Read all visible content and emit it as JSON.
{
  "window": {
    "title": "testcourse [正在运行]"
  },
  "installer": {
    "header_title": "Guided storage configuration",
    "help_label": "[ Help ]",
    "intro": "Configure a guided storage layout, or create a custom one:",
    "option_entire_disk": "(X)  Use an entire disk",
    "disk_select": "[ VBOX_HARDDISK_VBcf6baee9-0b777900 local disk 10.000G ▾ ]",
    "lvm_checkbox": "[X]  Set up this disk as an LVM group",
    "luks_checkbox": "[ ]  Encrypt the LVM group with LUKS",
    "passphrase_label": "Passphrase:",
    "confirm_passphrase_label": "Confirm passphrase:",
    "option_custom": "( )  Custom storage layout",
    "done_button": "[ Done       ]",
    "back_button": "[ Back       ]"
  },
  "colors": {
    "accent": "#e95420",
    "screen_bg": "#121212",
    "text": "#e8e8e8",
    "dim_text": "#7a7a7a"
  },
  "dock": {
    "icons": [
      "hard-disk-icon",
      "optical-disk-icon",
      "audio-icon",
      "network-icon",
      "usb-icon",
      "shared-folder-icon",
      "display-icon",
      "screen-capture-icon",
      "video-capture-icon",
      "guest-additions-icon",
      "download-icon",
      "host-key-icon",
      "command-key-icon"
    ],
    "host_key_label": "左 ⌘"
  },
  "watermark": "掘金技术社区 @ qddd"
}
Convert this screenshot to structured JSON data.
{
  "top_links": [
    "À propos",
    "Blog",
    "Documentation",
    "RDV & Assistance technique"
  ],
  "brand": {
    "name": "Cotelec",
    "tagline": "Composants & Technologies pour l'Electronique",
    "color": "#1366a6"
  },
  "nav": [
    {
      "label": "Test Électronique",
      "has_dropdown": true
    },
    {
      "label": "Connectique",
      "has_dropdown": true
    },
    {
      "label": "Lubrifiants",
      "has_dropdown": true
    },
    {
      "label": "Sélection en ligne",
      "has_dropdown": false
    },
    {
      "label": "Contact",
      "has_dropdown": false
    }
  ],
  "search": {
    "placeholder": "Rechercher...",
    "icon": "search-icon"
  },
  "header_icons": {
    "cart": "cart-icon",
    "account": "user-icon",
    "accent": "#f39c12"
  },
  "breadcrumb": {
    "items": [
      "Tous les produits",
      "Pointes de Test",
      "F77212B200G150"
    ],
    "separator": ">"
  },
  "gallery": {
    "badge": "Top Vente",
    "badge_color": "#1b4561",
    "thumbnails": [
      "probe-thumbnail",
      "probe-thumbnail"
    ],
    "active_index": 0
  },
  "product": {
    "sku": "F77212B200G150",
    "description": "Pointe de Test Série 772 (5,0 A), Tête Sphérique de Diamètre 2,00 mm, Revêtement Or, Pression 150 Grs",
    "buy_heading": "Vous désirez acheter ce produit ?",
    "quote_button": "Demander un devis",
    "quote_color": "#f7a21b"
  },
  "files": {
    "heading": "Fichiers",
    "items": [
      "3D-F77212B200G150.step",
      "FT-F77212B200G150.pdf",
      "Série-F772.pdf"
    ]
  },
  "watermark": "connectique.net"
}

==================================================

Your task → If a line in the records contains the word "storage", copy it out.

Written solution →
    "header_title": "Guided storage configuration",
    "intro": "Configure a guided storage layout, or create a custom one:",
    "option_custom": "( )  Custom storage layout",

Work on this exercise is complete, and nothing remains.